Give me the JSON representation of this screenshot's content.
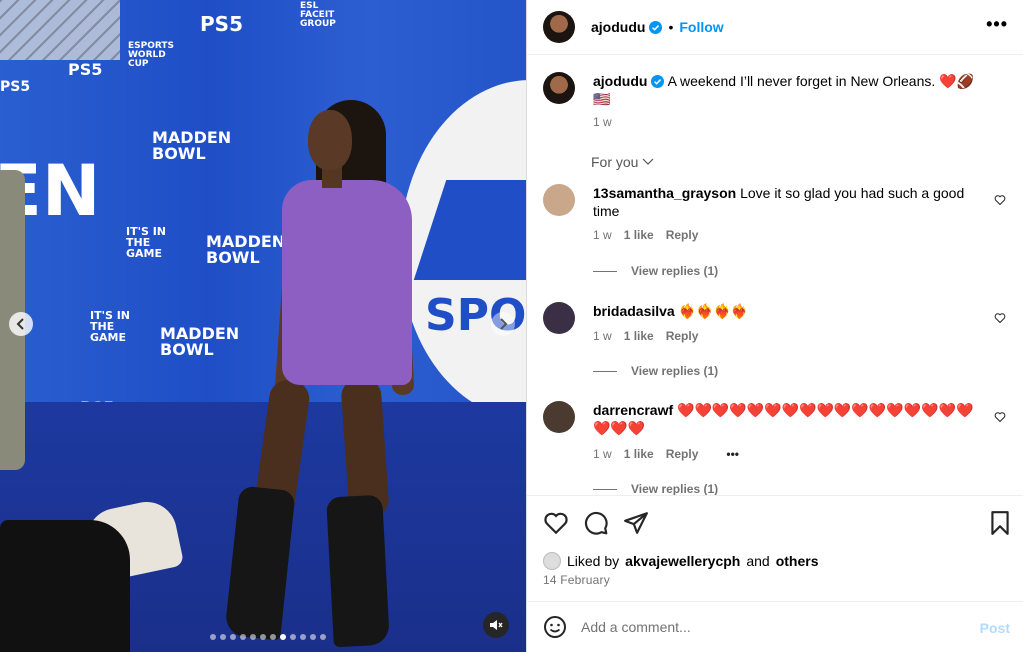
{
  "media": {
    "logos": {
      "ps5": "PS5",
      "esports": "ESPORTS WORLD CUP",
      "madden": "MADDEN BOWL",
      "itsin": "IT'S IN THE GAME",
      "esl": "ESL FACEIT GROUP",
      "big_en": "EN",
      "ea_sports": "SPORT"
    },
    "carousel": {
      "total": 12,
      "active_index": 7
    },
    "icons": {
      "prev": "chevron-left-icon",
      "next": "chevron-right-icon",
      "mute": "speaker-muted-icon"
    }
  },
  "header": {
    "username": "ajodudu",
    "follow_label": "Follow",
    "separator": "•",
    "more_label": "•••"
  },
  "caption": {
    "username": "ajodudu",
    "text": "A weekend I’ll never forget in New Orleans. ❤️🏈",
    "text2": "🇺🇸",
    "time": "1 w"
  },
  "filter": {
    "label": "For you"
  },
  "comments": [
    {
      "user": "13samantha_grayson",
      "text": "Love it so glad you had such a good time",
      "time": "1 w",
      "likes": "1 like",
      "reply": "Reply",
      "replies": "View replies (1)",
      "avatar_color": "#c9a78a"
    },
    {
      "user": "bridadasilva",
      "text": "❤️‍🔥❤️‍🔥❤️‍🔥❤️‍🔥",
      "time": "1 w",
      "likes": "1 like",
      "reply": "Reply",
      "replies": "View replies (1)",
      "avatar_color": "#3a2f45"
    },
    {
      "user": "darrencrawf",
      "text": "❤️❤️❤️❤️❤️❤️❤️❤️❤️❤️❤️❤️❤️❤️❤️❤️❤️❤️❤️❤️",
      "time": "1 w",
      "likes": "1 like",
      "reply": "Reply",
      "more": "•••",
      "replies": "View replies (1)",
      "avatar_color": "#4a3a30"
    }
  ],
  "actions": {
    "liked_by_prefix": "Liked by",
    "liked_by_user": "akvajewellerycph",
    "liked_by_and": "and",
    "liked_by_others": "others",
    "date": "14 February"
  },
  "composer": {
    "placeholder": "Add a comment...",
    "post_label": "Post"
  },
  "colors": {
    "accent": "#0095f6",
    "post_disabled": "#b3dbff",
    "verified": "#0095f6",
    "heart": "#ed4956"
  }
}
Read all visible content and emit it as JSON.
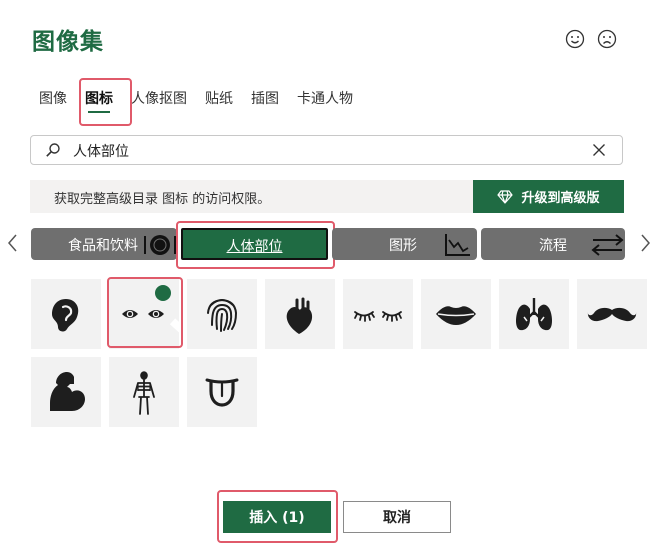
{
  "dialog": {
    "title": "图像集"
  },
  "tabs": [
    {
      "label": "图像"
    },
    {
      "label": "图标"
    },
    {
      "label": "人像抠图"
    },
    {
      "label": "贴纸"
    },
    {
      "label": "插图"
    },
    {
      "label": "卡通人物"
    }
  ],
  "active_tab": "图标",
  "search": {
    "value": "人体部位"
  },
  "banner": {
    "text": "获取完整高级目录 图标 的访问权限。",
    "upgrade_label": "升级到高级版"
  },
  "categories": [
    {
      "label": "食品和饮料"
    },
    {
      "label": "人体部位"
    },
    {
      "label": "图形"
    },
    {
      "label": "流程"
    }
  ],
  "active_category": "人体部位",
  "icons": [
    {
      "name": "ear-icon"
    },
    {
      "name": "eyes-icon",
      "selected": true
    },
    {
      "name": "fingerprint-icon"
    },
    {
      "name": "heart-organ-icon"
    },
    {
      "name": "eyelashes-icon"
    },
    {
      "name": "lips-icon"
    },
    {
      "name": "lungs-icon"
    },
    {
      "name": "mustache-icon"
    },
    {
      "name": "flexed-arm-icon"
    },
    {
      "name": "skeleton-icon"
    },
    {
      "name": "tongue-icon"
    }
  ],
  "footer": {
    "insert_label": "插入 (1)",
    "cancel_label": "取消"
  },
  "colors": {
    "accent": "#1f6b43",
    "category_bg": "#6f6f6f",
    "highlight": "#e05a6a",
    "tile_bg": "#f2f2f2"
  }
}
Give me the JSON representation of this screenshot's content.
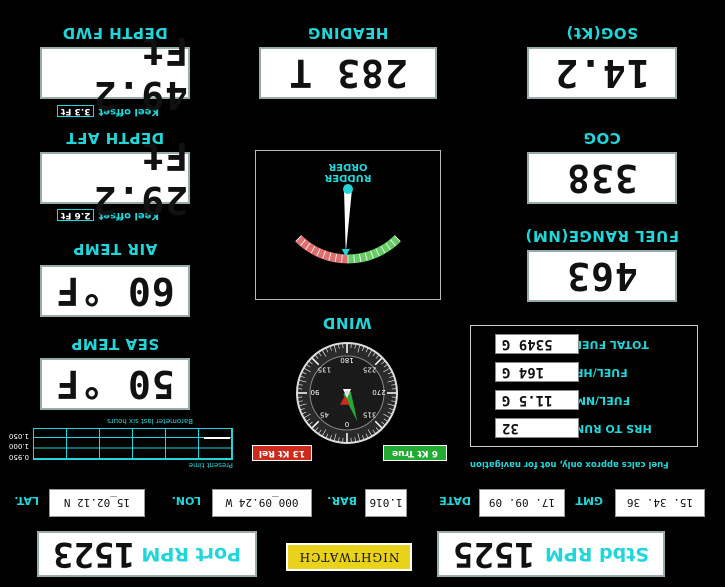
{
  "engines": {
    "port_label": "Port RPM",
    "port_value": "1523",
    "stbd_label": "Stbd RPM",
    "stbd_value": "1525",
    "logo": "NIGHTWATCH"
  },
  "position": {
    "lat_label": "LAT.",
    "lat_value": "15_02.12 N",
    "lon_label": "LON.",
    "lon_value": "000_09.24 W",
    "bar_label": "BAR.",
    "bar_value": "1.016",
    "date_label": "DATE",
    "date_value": "17. 09. 09",
    "gmt_label": "GMT",
    "gmt_value": "15. 34. 36"
  },
  "barometer": {
    "title": "Present time",
    "footer": "Barometer last six hours",
    "scale": [
      "0.950",
      "1.000",
      "1.050"
    ],
    "reading": 1.016
  },
  "sea_temp": {
    "label": "SEA TEMP",
    "value": "50 °F"
  },
  "air_temp": {
    "label": "AIR TEMP",
    "value": "60 °F"
  },
  "depth_aft": {
    "label": "DEPTH AFT",
    "value": "29.2 Ft",
    "keel_label": "Keel offset",
    "keel_value": "2.6 Ft"
  },
  "depth_fwd": {
    "label": "DEPTH FWD",
    "value": "49.2 Ft",
    "keel_label": "Keel offset",
    "keel_value": "3.3 Ft"
  },
  "wind": {
    "label": "WIND",
    "true_badge": "6 Kt True",
    "rel_badge": "13 Kt Rel",
    "ticks": [
      "0",
      "45",
      "90",
      "135",
      "180",
      "225",
      "270",
      "315"
    ],
    "true_angle": 340,
    "rel_angle": 15,
    "colors": {
      "true": "#22aa33",
      "rel": "#cc2a1a"
    }
  },
  "rudder": {
    "label_line1": "RUDDER",
    "label_line2": "ORDER",
    "angle": 2
  },
  "heading": {
    "label": "HEADING",
    "value": "283 T"
  },
  "fuel": {
    "note": "Fuel calcs approx only, not for navigation",
    "total_label": "TOTAL FUEL",
    "total_value": "5349 G",
    "hr_label": "FUEL/HR",
    "hr_value": "164 G",
    "nm_label": "FUEL/NM",
    "nm_value": "11.5 G",
    "hrs_label": "HRS TO RUN",
    "hrs_value": "32"
  },
  "fuel_range": {
    "label": "FUEL RANGE(NM)",
    "value": "463"
  },
  "cog": {
    "label": "COG",
    "value": "338"
  },
  "sog": {
    "label": "SOG(Kt)",
    "value": "14.2"
  }
}
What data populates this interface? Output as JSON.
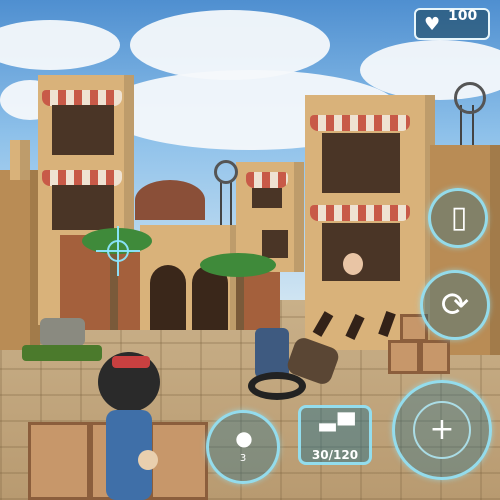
{
  "hud": {
    "health_value": "100",
    "ammo_text": "30/120",
    "grenade_count": "3"
  },
  "icons": {
    "health": "heart-icon",
    "radio": "walkie-talkie-icon",
    "reload": "reload-icon",
    "fire": "crosshair-fire-icon",
    "weapon": "smg-icon",
    "grenade": "grenade-icon",
    "aim": "aim-reticle-icon"
  },
  "colors": {
    "hud_accent": "#96e6fa",
    "hud_fill": "#1e6e8c"
  }
}
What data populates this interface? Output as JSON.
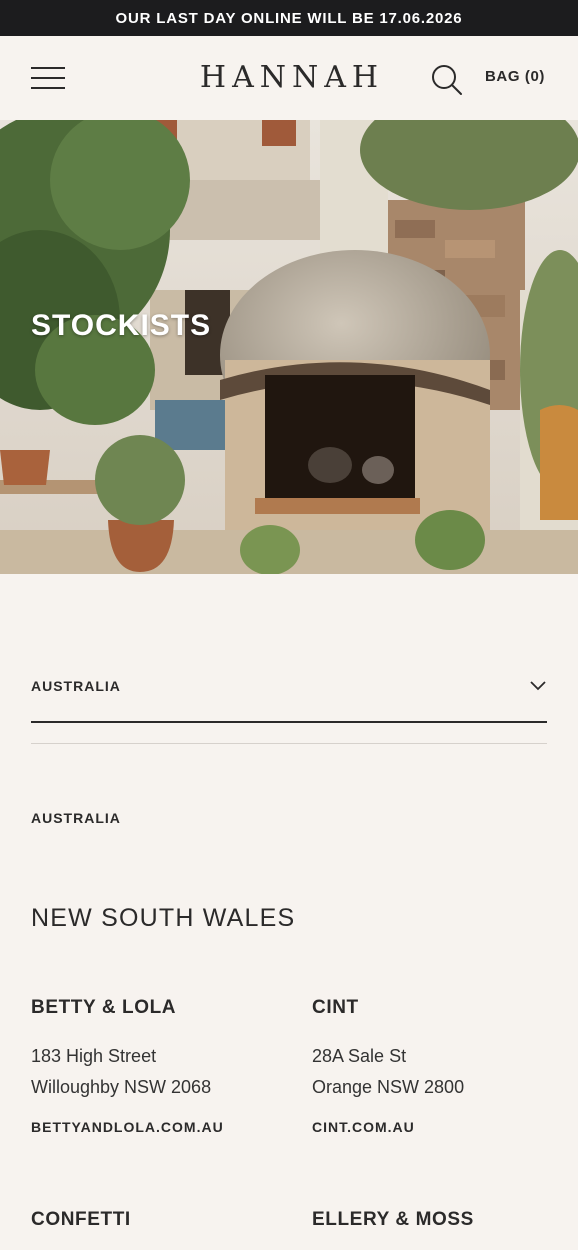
{
  "announcement": "OUR LAST DAY ONLINE WILL BE 17.06.2026",
  "header": {
    "logo": "HANNAH",
    "bag_label": "BAG (0)"
  },
  "hero": {
    "title": "STOCKISTS"
  },
  "country_select": {
    "selected": "AUSTRALIA"
  },
  "country_heading": "AUSTRALIA",
  "region_heading": "NEW SOUTH WALES",
  "stockists": [
    {
      "name": "BETTY & LOLA",
      "address_line1": "183 High Street",
      "address_line2": "Willoughby NSW 2068",
      "website": "BETTYANDLOLA.COM.AU"
    },
    {
      "name": "CINT",
      "address_line1": "28A Sale St",
      "address_line2": "Orange NSW 2800",
      "website": "CINT.COM.AU"
    },
    {
      "name": "CONFETTI"
    },
    {
      "name": "ELLERY & MOSS"
    }
  ],
  "colors": {
    "background": "#f7f3ef",
    "announcement_bg": "#1c1c1e",
    "text": "#2b2a2a"
  }
}
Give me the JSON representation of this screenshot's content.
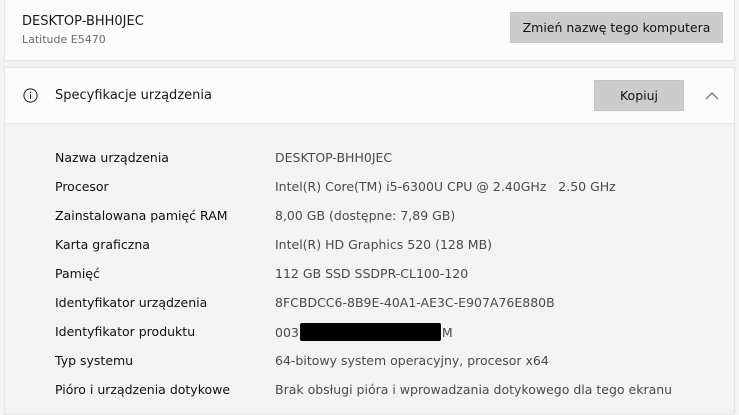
{
  "device": {
    "name": "DESKTOP-BHH0JEC",
    "model": "Latitude E5470",
    "rename_label": "Zmień nazwę tego komputera"
  },
  "specs": {
    "title": "Specyfikacje urządzenia",
    "copy_label": "Kopiuj",
    "rows": [
      {
        "label": "Nazwa urządzenia",
        "value": "DESKTOP-BHH0JEC"
      },
      {
        "label": "Procesor",
        "value": "Intel(R) Core(TM) i5-6300U CPU @ 2.40GHz   2.50 GHz"
      },
      {
        "label": "Zainstalowana pamięć RAM",
        "value": "8,00 GB (dostępne: 7,89 GB)"
      },
      {
        "label": "Karta graficzna",
        "value": "Intel(R) HD Graphics 520 (128 MB)"
      },
      {
        "label": "Pamięć",
        "value": "112 GB SSD SSDPR-CL100-120"
      },
      {
        "label": "Identyfikator urządzenia",
        "value": "8FCBDCC6-8B9E-40A1-AE3C-E907A76E880B"
      },
      {
        "label": "Identyfikator produktu",
        "value_prefix": "003",
        "value_suffix": "M"
      },
      {
        "label": "Typ systemu",
        "value": "64-bitowy system operacyjny, procesor x64"
      },
      {
        "label": "Pióro i urządzenia dotykowe",
        "value": "Brak obsługi pióra i wprowadzania dotykowego dla tego ekranu"
      }
    ]
  },
  "icons": {
    "info": "info-icon",
    "collapse": "chevron-up-icon"
  },
  "colors": {
    "page_background": "#f3f3f3",
    "card_background": "#fbfbfb",
    "button_background": "#cccccc",
    "value_text": "#4a4a4a",
    "redaction": "#000000"
  }
}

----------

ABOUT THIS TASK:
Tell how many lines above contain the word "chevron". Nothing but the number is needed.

YOUR SOLUTION:
3